Home » Intelligent Design, News, Tree of life » Reptile’s chewing habits raise doubts about reptile-mammal differences

Reptile’s chewing habits raise doubts about reptile-mammal differences

complex chewing not linked to high metabolism?/Undy, Fotolia

From “Iconic New Zealand Reptile Shows Chewing Is Not Just for Mammals” (ScienceDaily, May 29, 2012), we learn,

The tuatara, an iconic New Zealand reptile, chews its food in a way unlike any other animal on the planet — challenging the widespread perception that complex chewing ability is closely linked to high metabolism.

Using a sophisticated computer model, scientists from UCL and the University of Hull demonstrate how the tuatara is able to slice its food like a “steak knife.” The tuatara’s complex chewing technique raises doubts about the supposed link between chewing and high metabolism in mammals.

Save yourself useless mental work; just disbelieve everything you hear about Darwin’s Tree of Life.

See, for example, Forget the old tree of life.
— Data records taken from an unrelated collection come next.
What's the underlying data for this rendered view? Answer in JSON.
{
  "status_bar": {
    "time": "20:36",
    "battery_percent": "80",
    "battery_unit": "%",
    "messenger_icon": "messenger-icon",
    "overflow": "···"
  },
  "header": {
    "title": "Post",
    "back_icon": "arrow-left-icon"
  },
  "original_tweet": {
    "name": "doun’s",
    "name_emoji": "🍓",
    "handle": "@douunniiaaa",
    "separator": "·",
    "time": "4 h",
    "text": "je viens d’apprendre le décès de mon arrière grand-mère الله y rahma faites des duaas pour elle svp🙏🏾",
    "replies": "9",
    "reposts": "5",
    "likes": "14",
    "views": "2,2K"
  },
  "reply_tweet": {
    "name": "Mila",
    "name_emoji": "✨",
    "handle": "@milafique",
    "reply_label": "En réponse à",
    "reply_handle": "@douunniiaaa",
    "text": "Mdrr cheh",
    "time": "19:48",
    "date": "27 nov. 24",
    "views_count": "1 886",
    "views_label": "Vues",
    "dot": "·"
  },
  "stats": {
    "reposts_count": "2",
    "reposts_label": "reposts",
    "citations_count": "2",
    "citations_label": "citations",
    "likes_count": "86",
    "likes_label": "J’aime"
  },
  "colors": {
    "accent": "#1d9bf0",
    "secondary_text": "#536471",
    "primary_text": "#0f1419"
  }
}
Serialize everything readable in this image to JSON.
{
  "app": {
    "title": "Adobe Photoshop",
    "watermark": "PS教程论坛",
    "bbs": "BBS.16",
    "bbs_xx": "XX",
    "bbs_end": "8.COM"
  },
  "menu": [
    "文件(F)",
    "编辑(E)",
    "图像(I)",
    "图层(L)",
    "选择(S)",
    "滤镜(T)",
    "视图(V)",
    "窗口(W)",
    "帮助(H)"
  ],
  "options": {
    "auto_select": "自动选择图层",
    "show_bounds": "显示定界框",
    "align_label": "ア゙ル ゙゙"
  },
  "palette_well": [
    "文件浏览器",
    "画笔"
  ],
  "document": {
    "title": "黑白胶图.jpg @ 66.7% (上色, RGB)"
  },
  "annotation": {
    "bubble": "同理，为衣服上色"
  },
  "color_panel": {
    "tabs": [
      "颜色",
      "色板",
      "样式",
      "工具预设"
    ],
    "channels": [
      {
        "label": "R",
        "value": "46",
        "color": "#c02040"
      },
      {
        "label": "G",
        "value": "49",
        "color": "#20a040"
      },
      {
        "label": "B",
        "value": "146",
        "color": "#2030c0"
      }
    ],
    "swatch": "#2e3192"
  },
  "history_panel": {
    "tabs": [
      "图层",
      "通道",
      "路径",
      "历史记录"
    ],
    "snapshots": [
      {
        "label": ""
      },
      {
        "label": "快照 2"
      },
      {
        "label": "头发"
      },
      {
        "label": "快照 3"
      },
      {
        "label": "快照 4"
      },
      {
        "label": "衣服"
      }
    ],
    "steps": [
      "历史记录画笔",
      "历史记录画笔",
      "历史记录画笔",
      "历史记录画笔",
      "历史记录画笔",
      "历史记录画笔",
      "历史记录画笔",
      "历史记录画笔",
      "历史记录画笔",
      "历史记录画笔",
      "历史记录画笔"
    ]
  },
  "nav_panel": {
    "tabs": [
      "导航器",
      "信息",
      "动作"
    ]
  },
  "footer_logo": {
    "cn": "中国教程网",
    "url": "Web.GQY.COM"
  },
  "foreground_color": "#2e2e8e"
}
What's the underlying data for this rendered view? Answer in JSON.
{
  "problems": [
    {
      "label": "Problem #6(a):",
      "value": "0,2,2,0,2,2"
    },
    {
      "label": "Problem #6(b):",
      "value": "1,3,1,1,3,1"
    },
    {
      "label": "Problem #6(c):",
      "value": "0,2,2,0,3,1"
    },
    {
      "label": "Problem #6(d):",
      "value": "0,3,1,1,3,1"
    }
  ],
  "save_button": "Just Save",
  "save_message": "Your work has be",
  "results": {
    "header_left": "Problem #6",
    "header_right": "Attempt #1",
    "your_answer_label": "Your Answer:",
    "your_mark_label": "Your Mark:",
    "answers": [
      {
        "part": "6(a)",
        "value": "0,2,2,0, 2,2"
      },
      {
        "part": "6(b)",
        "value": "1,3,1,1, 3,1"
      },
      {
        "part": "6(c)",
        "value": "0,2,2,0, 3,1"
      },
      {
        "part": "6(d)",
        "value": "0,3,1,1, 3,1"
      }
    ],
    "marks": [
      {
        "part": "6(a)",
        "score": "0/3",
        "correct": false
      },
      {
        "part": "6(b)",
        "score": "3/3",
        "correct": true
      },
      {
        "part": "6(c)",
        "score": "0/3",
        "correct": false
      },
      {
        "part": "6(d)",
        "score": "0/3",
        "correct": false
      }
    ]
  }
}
Here’s a new, improved tree for mammals, incorporating bursts,  Sea creature, nearly 600 mya, wobbles current classifications of life, and Billion-year-old organism is not a fungus, alga, parasite, plant or animal …. Best of all, have a look at one new proposed tree, a circle.

Incidentally, in this case, the computer model is not an attempt to bypass reality:

“It allows us to investigate movements within skulls that would be impossible to monitor in a live animal without using harmful X-rays which is not an option for protected species like the tuatara.”

  • Delicious
  • Facebook
  • Reddit
  • StumbleUpon
  • Twitter
  • RSS Feed

One Response to Reptile’s chewing habits raise doubts about reptile-mammal differences

  1. 1

    The tuatara is a living fossil (so called) and is found with dinos in the fossils.
    It suggests perhaps not that reptiles chew like mammals but that their are no such divisions in nature as reptiles and mammals.
    I mean the only reason its known this creature chews this way is because one can study it.
    Otherwise it would of been presumed to eat like other “reptiles”.
    so why not carry this point to dinosaurs or anything now extinct but put into the group of REPTILES.
    The only reason they know how dinos chewed is because they presume they are reptiles and chew like reptiles.
    Now they should have the option they all chewed like tuataras or there is no ideas how they chewed.
    Computer models apply within!

Leave a Reply